=== Begin Enclosure ===
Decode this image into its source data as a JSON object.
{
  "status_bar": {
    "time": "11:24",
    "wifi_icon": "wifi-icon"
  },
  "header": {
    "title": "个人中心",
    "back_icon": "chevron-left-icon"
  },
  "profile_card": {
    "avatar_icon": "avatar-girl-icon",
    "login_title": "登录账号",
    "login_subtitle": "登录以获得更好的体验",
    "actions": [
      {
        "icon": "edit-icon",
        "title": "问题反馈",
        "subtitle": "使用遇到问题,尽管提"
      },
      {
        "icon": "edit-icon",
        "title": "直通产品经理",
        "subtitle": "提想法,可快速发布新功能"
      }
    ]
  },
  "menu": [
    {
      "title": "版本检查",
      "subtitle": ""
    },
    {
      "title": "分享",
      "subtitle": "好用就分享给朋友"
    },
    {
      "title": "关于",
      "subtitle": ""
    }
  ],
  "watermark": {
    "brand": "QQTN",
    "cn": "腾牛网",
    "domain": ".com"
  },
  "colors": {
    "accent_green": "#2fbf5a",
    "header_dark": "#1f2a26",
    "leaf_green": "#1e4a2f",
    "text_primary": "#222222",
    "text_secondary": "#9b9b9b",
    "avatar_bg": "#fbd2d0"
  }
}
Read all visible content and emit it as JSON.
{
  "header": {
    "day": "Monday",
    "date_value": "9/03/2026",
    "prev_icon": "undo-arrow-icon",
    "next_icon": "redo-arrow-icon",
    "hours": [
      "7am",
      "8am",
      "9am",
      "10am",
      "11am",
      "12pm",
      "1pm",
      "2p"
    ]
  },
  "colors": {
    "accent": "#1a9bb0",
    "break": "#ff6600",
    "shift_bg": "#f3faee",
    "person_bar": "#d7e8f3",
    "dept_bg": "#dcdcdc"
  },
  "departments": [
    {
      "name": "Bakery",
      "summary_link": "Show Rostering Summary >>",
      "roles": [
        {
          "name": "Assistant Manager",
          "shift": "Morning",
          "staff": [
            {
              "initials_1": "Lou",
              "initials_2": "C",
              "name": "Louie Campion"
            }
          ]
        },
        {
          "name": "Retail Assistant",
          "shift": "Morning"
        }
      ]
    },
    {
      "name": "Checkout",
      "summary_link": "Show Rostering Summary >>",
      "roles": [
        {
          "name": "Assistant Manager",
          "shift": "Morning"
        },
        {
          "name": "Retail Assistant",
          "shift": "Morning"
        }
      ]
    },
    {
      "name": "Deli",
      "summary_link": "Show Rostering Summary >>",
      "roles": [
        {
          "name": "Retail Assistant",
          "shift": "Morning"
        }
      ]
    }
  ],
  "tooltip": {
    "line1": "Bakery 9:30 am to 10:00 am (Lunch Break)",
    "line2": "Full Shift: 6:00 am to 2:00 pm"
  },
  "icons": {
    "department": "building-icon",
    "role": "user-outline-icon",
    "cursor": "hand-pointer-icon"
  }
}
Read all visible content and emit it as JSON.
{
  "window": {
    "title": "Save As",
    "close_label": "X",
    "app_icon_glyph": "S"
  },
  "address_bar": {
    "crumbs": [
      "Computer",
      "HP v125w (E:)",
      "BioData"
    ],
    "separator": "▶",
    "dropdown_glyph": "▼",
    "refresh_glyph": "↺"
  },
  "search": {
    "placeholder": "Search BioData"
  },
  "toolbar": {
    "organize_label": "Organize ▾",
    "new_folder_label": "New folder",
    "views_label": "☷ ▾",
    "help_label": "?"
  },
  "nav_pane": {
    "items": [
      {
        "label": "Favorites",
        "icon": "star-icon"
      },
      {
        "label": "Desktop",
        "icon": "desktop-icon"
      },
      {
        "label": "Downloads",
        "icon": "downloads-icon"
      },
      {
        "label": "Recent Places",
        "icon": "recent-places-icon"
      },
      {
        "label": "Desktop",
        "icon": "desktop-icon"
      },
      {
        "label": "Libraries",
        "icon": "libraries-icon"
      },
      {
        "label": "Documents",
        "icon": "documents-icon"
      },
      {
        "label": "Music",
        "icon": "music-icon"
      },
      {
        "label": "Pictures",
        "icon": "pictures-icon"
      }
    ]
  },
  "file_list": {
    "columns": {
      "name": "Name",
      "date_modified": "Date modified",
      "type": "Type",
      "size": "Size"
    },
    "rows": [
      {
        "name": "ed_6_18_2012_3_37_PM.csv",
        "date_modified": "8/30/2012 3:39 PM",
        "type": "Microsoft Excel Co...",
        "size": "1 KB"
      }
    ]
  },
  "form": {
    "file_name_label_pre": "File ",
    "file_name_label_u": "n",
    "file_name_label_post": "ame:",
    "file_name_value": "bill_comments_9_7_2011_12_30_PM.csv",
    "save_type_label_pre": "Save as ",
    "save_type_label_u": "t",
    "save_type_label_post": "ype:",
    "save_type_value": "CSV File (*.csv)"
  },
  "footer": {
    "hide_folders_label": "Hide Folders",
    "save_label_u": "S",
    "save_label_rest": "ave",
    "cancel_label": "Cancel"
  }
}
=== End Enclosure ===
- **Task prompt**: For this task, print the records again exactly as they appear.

- **Result of the exercise**:
Decode this image into its source data as a JSON object.
{
  "status_bar": {
    "time": "11:24",
    "wifi_icon": "wifi-icon"
  },
  "header": {
    "title": "个人中心",
    "back_icon": "chevron-left-icon"
  },
  "profile_card": {
    "avatar_icon": "avatar-girl-icon",
    "login_title": "登录账号",
    "login_subtitle": "登录以获得更好的体验",
    "actions": [
      {
        "icon": "edit-icon",
        "title": "问题反馈",
        "subtitle": "使用遇到问题,尽管提"
      },
      {
        "icon": "edit-icon",
        "title": "直通产品经理",
        "subtitle": "提想法,可快速发布新功能"
      }
    ]
  },
  "menu": [
    {
      "title": "版本检查",
      "subtitle": ""
    },
    {
      "title": "分享",
      "subtitle": "好用就分享给朋友"
    },
    {
      "title": "关于",
      "subtitle": ""
    }
  ],
  "watermark": {
    "brand": "QQTN",
    "cn": "腾牛网",
    "domain": ".com"
  },
  "colors": {
    "accent_green": "#2fbf5a",
    "header_dark": "#1f2a26",
    "leaf_green": "#1e4a2f",
    "text_primary": "#222222",
    "text_secondary": "#9b9b9b",
    "avatar_bg": "#fbd2d0"
  }
}
Read all visible content and emit it as JSON.
{
  "header": {
    "day": "Monday",
    "date_value": "9/03/2026",
    "prev_icon": "undo-arrow-icon",
    "next_icon": "redo-arrow-icon",
    "hours": [
      "7am",
      "8am",
      "9am",
      "10am",
      "11am",
      "12pm",
      "1pm",
      "2p"
    ]
  },
  "colors": {
    "accent": "#1a9bb0",
    "break": "#ff6600",
    "shift_bg": "#f3faee",
    "person_bar": "#d7e8f3",
    "dept_bg": "#dcdcdc"
  },
  "departments": [
    {
      "name": "Bakery",
      "summary_link": "Show Rostering Summary >>",
      "roles": [
        {
          "name": "Assistant Manager",
          "shift": "Morning",
          "staff": [
            {
              "initials_1": "Lou",
              "initials_2": "C",
              "name": "Louie Campion"
            }
          ]
        },
        {
          "name": "Retail Assistant",
          "shift": "Morning"
        }
      ]
    },
    {
      "name": "Checkout",
      "summary_link": "Show Rostering Summary >>",
      "roles": [
        {
          "name": "Assistant Manager",
          "shift": "Morning"
        },
        {
          "name": "Retail Assistant",
          "shift": "Morning"
        }
      ]
    },
    {
      "name": "Deli",
      "summary_link": "Show Rostering Summary >>",
      "roles": [
        {
          "name": "Retail Assistant",
          "shift": "Morning"
        }
      ]
    }
  ],
  "tooltip": {
    "line1": "Bakery 9:30 am to 10:00 am (Lunch Break)",
    "line2": "Full Shift: 6:00 am to 2:00 pm"
  },
  "icons": {
    "department": "building-icon",
    "role": "user-outline-icon",
    "cursor": "hand-pointer-icon"
  }
}
Read all visible content and emit it as JSON.
{
  "window": {
    "title": "Save As",
    "close_label": "X",
    "app_icon_glyph": "S"
  },
  "address_bar": {
    "crumbs": [
      "Computer",
      "HP v125w (E:)",
      "BioData"
    ],
    "separator": "▶",
    "dropdown_glyph": "▼",
    "refresh_glyph": "↺"
  },
  "search": {
    "placeholder": "Search BioData"
  },
  "toolbar": {
    "organize_label": "Organize ▾",
    "new_folder_label": "New folder",
    "views_label": "☷ ▾",
    "help_label": "?"
  },
  "nav_pane": {
    "items": [
      {
        "label": "Favorites",
        "icon": "star-icon"
      },
      {
        "label": "Desktop",
        "icon": "desktop-icon"
      },
      {
        "label": "Downloads",
        "icon": "downloads-icon"
      },
      {
        "label": "Recent Places",
        "icon": "recent-places-icon"
      },
      {
        "label": "Desktop",
        "icon": "desktop-icon"
      },
      {
        "label": "Libraries",
        "icon": "libraries-icon"
      },
      {
        "label": "Documents",
        "icon": "documents-icon"
      },
      {
        "label": "Music",
        "icon": "music-icon"
      },
      {
        "label": "Pictures",
        "icon": "pictures-icon"
      }
    ]
  },
  "file_list": {
    "columns": {
      "name": "Name",
      "date_modified": "Date modified",
      "type": "Type",
      "size": "Size"
    },
    "rows": [
      {
        "name": "ed_6_18_2012_3_37_PM.csv",
        "date_modified": "8/30/2012 3:39 PM",
        "type": "Microsoft Excel Co...",
        "size": "1 KB"
      }
    ]
  },
  "form": {
    "file_name_label_pre": "File ",
    "file_name_label_u": "n",
    "file_name_label_post": "ame:",
    "file_name_value": "bill_comments_9_7_2011_12_30_PM.csv",
    "save_type_label_pre": "Save as ",
    "save_type_label_u": "t",
    "save_type_label_post": "ype:",
    "save_type_value": "CSV File (*.csv)"
  },
  "footer": {
    "hide_folders_label": "Hide Folders",
    "save_label_u": "S",
    "save_label_rest": "ave",
    "cancel_label": "Cancel"
  }
}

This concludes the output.